BOSTON — 1. force yourself to make notes in the margin.
The habit of making notes in the margin is a learned one, but it will serve you well if you can master it before college. Jot down ideas that come to you as you read - don't worry if they seem obvious or silly, as some of them will be.
Little inscriptions like "unhappy childhood = cause of current situation," or "foreshadowing," not only help you to consciously recognize the literary techniques the author uses, they identify passages you might want to quote from later on when you write your essay.
2. Underline words if you don't know what they mean.

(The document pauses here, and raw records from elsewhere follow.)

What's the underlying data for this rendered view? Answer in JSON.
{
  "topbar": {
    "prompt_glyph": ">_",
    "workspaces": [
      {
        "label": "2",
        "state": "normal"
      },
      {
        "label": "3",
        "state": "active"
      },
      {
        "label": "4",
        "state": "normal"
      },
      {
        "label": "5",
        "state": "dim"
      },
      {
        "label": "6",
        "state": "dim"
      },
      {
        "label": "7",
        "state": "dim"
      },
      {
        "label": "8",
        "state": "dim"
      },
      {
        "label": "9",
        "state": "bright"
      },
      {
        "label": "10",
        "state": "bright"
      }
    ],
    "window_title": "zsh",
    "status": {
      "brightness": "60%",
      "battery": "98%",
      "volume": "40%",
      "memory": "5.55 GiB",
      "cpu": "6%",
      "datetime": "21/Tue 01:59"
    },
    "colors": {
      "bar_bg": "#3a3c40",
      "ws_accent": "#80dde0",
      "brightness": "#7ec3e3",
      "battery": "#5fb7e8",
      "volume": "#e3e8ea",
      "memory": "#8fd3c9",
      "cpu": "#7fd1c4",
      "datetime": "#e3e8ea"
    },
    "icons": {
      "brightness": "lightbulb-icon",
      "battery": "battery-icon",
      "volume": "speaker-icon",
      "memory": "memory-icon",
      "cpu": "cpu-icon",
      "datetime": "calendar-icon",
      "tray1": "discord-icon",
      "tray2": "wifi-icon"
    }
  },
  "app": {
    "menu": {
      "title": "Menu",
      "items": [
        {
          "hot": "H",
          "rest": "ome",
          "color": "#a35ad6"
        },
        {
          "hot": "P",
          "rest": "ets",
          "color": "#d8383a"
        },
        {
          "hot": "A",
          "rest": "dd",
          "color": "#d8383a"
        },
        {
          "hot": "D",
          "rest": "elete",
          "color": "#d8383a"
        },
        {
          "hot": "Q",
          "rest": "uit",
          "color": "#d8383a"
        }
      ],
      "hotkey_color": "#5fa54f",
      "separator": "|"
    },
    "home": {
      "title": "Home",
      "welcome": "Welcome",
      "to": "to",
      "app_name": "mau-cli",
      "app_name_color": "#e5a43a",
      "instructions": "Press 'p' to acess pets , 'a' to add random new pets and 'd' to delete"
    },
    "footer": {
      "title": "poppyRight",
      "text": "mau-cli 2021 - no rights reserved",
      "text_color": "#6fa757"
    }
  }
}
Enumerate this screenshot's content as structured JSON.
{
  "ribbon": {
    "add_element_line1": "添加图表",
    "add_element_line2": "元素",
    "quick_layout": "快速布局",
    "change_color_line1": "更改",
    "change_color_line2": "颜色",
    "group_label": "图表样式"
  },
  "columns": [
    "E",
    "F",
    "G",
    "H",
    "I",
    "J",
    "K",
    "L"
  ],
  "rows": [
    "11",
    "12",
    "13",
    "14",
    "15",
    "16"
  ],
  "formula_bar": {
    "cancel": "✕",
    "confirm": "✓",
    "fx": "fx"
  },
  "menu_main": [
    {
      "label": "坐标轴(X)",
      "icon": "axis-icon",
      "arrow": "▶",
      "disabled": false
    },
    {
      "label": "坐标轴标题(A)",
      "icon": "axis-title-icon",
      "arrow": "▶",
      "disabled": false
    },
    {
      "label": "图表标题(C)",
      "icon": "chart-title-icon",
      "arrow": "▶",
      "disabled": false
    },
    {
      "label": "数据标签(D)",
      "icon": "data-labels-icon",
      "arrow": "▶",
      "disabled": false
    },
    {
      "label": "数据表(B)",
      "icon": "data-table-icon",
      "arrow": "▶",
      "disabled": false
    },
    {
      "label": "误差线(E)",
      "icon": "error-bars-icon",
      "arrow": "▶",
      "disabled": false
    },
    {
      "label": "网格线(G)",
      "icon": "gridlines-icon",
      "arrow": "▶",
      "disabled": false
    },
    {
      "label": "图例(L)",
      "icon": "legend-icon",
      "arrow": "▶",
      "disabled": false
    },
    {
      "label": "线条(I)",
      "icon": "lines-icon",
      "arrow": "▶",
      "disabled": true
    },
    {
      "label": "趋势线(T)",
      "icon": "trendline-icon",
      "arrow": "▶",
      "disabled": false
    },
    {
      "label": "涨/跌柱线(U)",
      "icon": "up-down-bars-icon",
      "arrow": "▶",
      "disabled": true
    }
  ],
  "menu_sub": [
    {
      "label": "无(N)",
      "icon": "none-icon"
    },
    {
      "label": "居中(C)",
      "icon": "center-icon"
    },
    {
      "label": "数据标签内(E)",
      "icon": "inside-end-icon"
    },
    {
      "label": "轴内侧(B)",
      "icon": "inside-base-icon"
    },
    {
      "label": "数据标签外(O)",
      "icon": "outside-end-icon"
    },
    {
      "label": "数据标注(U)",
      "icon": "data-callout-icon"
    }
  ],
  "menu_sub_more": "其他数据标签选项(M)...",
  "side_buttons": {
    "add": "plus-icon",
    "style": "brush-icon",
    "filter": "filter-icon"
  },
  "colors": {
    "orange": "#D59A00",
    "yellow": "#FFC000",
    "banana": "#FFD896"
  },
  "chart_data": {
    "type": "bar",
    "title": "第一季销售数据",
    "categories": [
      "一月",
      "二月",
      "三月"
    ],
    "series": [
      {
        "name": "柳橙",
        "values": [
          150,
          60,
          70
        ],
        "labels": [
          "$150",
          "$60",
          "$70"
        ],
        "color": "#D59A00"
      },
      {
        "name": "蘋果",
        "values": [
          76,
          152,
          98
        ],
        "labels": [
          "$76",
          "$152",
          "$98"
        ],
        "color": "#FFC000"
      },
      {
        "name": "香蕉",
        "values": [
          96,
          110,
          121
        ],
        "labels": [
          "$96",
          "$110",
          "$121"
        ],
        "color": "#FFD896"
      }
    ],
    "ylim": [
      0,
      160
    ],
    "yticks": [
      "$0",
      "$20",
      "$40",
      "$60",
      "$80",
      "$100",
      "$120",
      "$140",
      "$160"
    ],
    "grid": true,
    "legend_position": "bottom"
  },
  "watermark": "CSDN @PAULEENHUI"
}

Ideally you should go look these up, but even if you don't do that, underlining them makes you stop to look at the words, and more often than not if you take a few seconds you'll be able to tell what words means by the context. This is a good technique for building up your SAT/ACT vocabulary skills.
3. Circle or use a squiggly line to identify recurring themes, ideas, or symbols.
Is that the third time you've picked up on a reference to a serpent? Circle it - you might have found a common symbol for evil. Is this character always having dreams about water? Throw a squiggly line on the side of that paragraph, as you might want to come back later and take a closer look.
4. At the end of each chapter, take a few minutes to think about what the author has accomplished in the preceding pages.
What are the major shifts in the story line? How are the characters progressing? How does the chapter fit in with the other chapters in the book?
Jot a few ideas at the bottom of the last page of the chapter: "We learn about Gatsby's love for Daisy," or "contrasts city atmosphere with country setting." In doing so, you will create some helpful review notes and prepare yourself to absorb the next chapter.
5. If your book is a different version from the one issued by your school, you might want to hand in your copy with any essay that you write; that way your teacher will be able to find the page references for the quotations you might have included.
(c) Copyright 1999. The Christian Science Publishing Society